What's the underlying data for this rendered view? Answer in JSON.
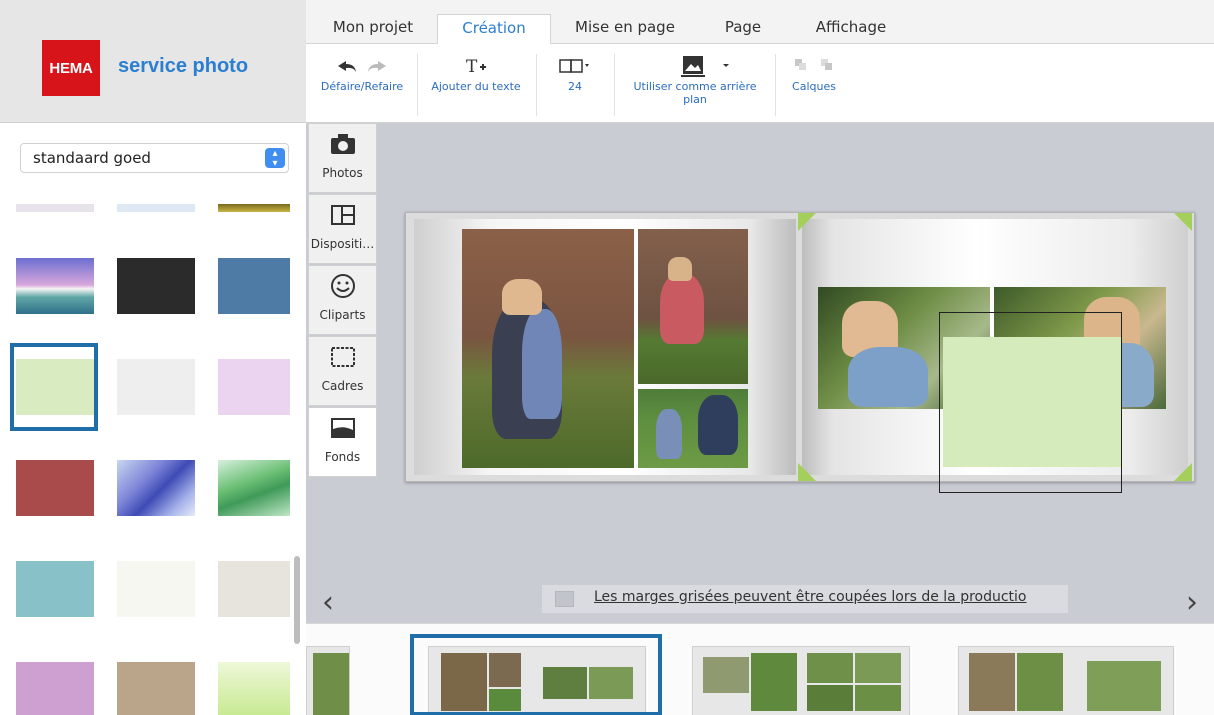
{
  "brand": {
    "logo_text": "HEMA",
    "name": "service photo",
    "logo_color": "#d8141b",
    "name_color": "#2b7fd0"
  },
  "tabs": [
    {
      "label": "Mon projet",
      "active": false
    },
    {
      "label": "Création",
      "active": true
    },
    {
      "label": "Mise en page",
      "active": false
    },
    {
      "label": "Page",
      "active": false
    },
    {
      "label": "Affichage",
      "active": false
    }
  ],
  "toolbar": {
    "undo_redo_label": "Défaire/Refaire",
    "add_text_label": "Ajouter du texte",
    "pages_count": "24",
    "use_background_label": "Utiliser comme arrière plan",
    "layers_label": "Calques"
  },
  "backgrounds": {
    "selected_option": "standaard goed",
    "selected_swatch_color": "#d9ebc0",
    "swatches": [
      "#e6e3ea",
      "#dde8f2",
      "#b69a2a",
      "#a7a9d6",
      "#2b2b2b",
      "#4e7aa6",
      "#d9ebc0",
      "#eeeeee",
      "#ead4ef",
      "#aa4b4b",
      "#8a8fd6",
      "#7fc086",
      "#88c2c8",
      "#f7f7f2",
      "#e7e4de",
      "#cda0d1",
      "#baa58b",
      "#d2ee9d"
    ]
  },
  "side_tools": [
    {
      "label": "Photos",
      "icon": "camera-icon"
    },
    {
      "label": "Dispositi…",
      "icon": "layout-icon"
    },
    {
      "label": "Cliparts",
      "icon": "smiley-icon"
    },
    {
      "label": "Cadres",
      "icon": "frame-icon"
    },
    {
      "label": "Fonds",
      "icon": "background-icon"
    }
  ],
  "canvas": {
    "margin_note": "Les marges grisées peuvent être coupées lors de la productio",
    "prev_arrow": "‹",
    "next_arrow": "›",
    "accent_color": "#1f6ea9",
    "corner_marker_color": "#a4cf5a"
  }
}
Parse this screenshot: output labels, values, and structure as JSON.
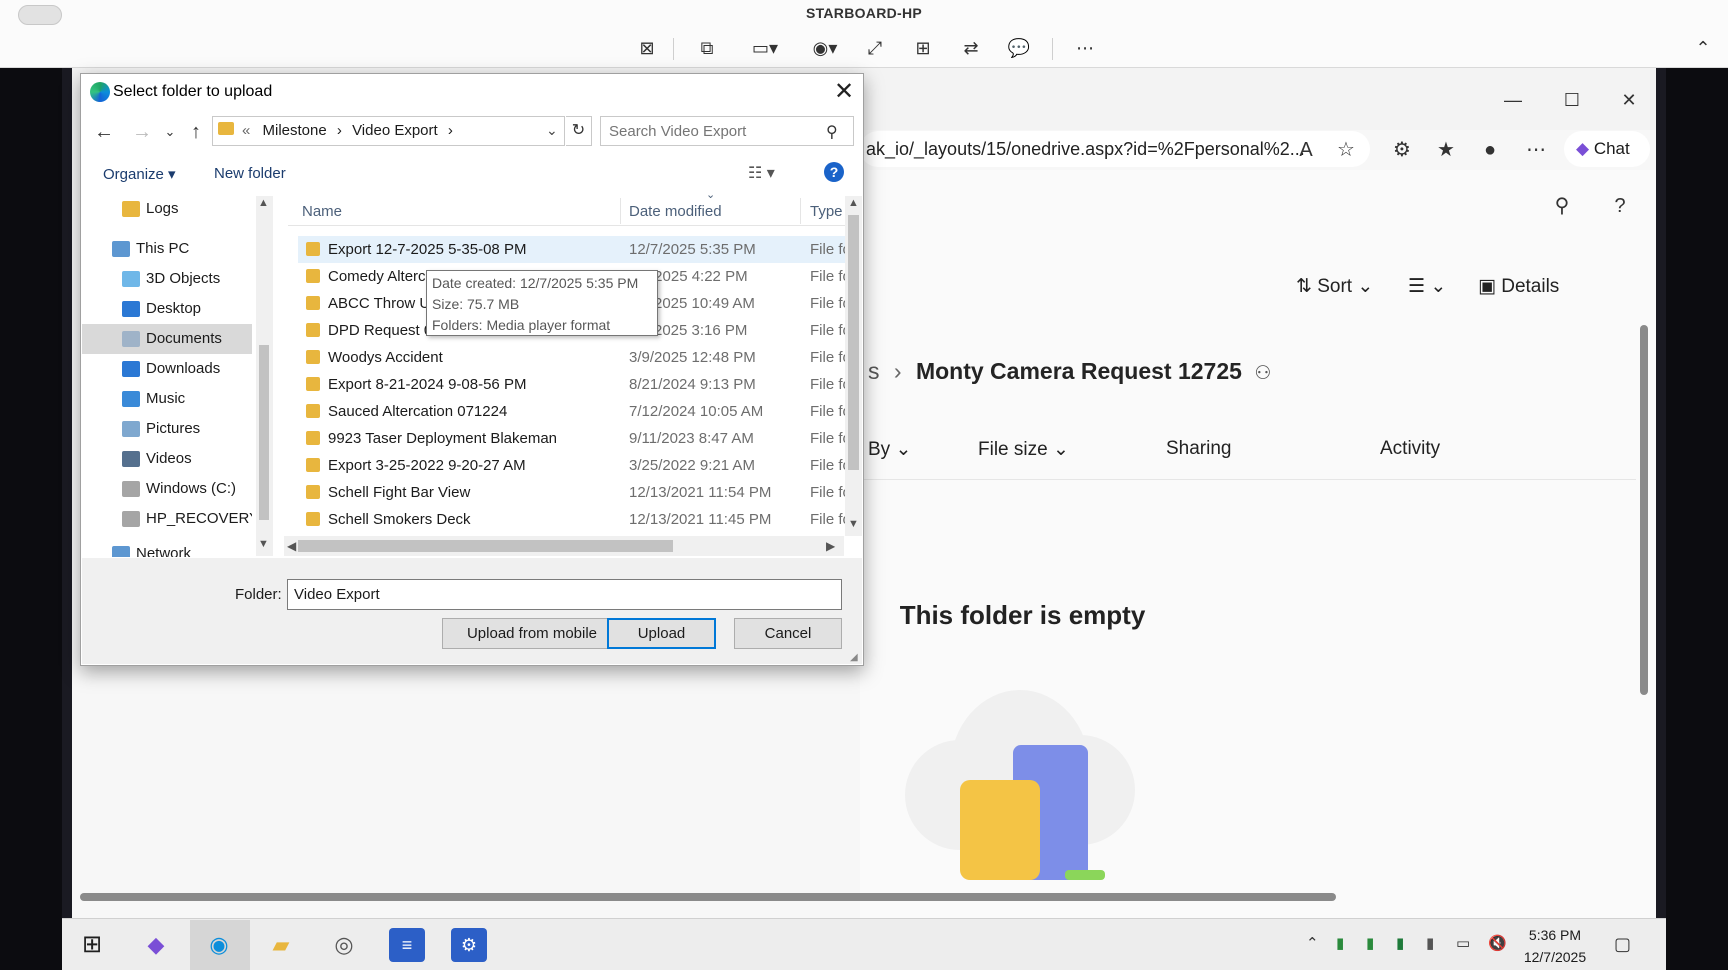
{
  "remote_session": {
    "title": "STARBOARD-HP",
    "toolbar_icons": [
      "disconnect-icon",
      "display-icon",
      "monitor-select-icon",
      "view-icon",
      "fullscreen-icon",
      "multi-monitor-icon",
      "switch-icon",
      "chat-icon",
      "more-icon",
      "collapse-icon"
    ]
  },
  "browser": {
    "address": "ak_io/_layouts/15/onedrive.aspx?id=%2Fpersonal%2...",
    "chat_label": "Chat",
    "window_controls": [
      "minimize-icon",
      "maximize-icon",
      "close-icon"
    ]
  },
  "onedrive": {
    "commands": {
      "sort": "Sort",
      "details": "Details"
    },
    "breadcrumb_prefix": "s",
    "breadcrumb_current": "Monty Camera Request 12725",
    "columns": {
      "by": "By",
      "file_size": "File size",
      "sharing": "Sharing",
      "activity": "Activity"
    },
    "empty_message": "This folder is empty"
  },
  "dialog": {
    "title": "Select folder to upload",
    "address_path": [
      "Milestone",
      "Video Export"
    ],
    "search_placeholder": "Search Video Export",
    "organize_label": "Organize",
    "new_folder_label": "New folder",
    "nav_items": [
      {
        "label": "Logs",
        "icon": "folder-icon"
      },
      {
        "label": "This PC",
        "icon": "pc-icon"
      },
      {
        "label": "3D Objects",
        "icon": "3d-objects-icon"
      },
      {
        "label": "Desktop",
        "icon": "desktop-icon"
      },
      {
        "label": "Documents",
        "icon": "documents-icon",
        "selected": true
      },
      {
        "label": "Downloads",
        "icon": "downloads-icon"
      },
      {
        "label": "Music",
        "icon": "music-icon"
      },
      {
        "label": "Pictures",
        "icon": "pictures-icon"
      },
      {
        "label": "Videos",
        "icon": "videos-icon"
      },
      {
        "label": "Windows (C:)",
        "icon": "drive-icon"
      },
      {
        "label": "HP_RECOVERY (I",
        "icon": "drive-icon"
      },
      {
        "label": "Network",
        "icon": "network-icon"
      }
    ],
    "columns": {
      "name": "Name",
      "date": "Date modified",
      "type": "Type"
    },
    "files": [
      {
        "name": "Export 12-7-2025 5-35-08 PM",
        "date": "12/7/2025 5:35 PM",
        "type": "File fo"
      },
      {
        "name": "Comedy Alterc",
        "date": "/2025 4:22 PM",
        "type": "File fo"
      },
      {
        "name": "ABCC Throw Up",
        "date": "2025 10:49 AM",
        "type": "File fo"
      },
      {
        "name": "DPD Request 0",
        "date": "2025 3:16 PM",
        "type": "File fo"
      },
      {
        "name": "Woodys Accident",
        "date": "3/9/2025 12:48 PM",
        "type": "File fo"
      },
      {
        "name": "Export 8-21-2024 9-08-56 PM",
        "date": "8/21/2024 9:13 PM",
        "type": "File fo"
      },
      {
        "name": "Sauced Altercation 071224",
        "date": "7/12/2024 10:05 AM",
        "type": "File fo"
      },
      {
        "name": "9923 Taser Deployment Blakeman",
        "date": "9/11/2023 8:47 AM",
        "type": "File fo"
      },
      {
        "name": "Export 3-25-2022 9-20-27 AM",
        "date": "3/25/2022 9:21 AM",
        "type": "File fo"
      },
      {
        "name": "Schell Fight Bar View",
        "date": "12/13/2021 11:54 PM",
        "type": "File fo"
      },
      {
        "name": "Schell Smokers Deck",
        "date": "12/13/2021 11:45 PM",
        "type": "File fo"
      }
    ],
    "tooltip": {
      "created": "Date created: 12/7/2025 5:35 PM",
      "size": "Size: 75.7 MB",
      "folders": "Folders: Media player format"
    },
    "folder_label": "Folder:",
    "folder_value": "Video Export",
    "buttons": {
      "upload_mobile": "Upload from mobile",
      "upload": "Upload",
      "cancel": "Cancel"
    }
  },
  "taskbar": {
    "apps": [
      "copilot-icon",
      "edge-icon",
      "file-explorer-icon",
      "chrome-like-icon",
      "app-icon",
      "settings-app-icon"
    ],
    "time": "5:36 PM",
    "date": "12/7/2025"
  }
}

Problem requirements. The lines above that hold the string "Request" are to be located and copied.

Response.
    "breadcrumb_current": "Monty Camera Request 12725",
        "name": "DPD Request 0",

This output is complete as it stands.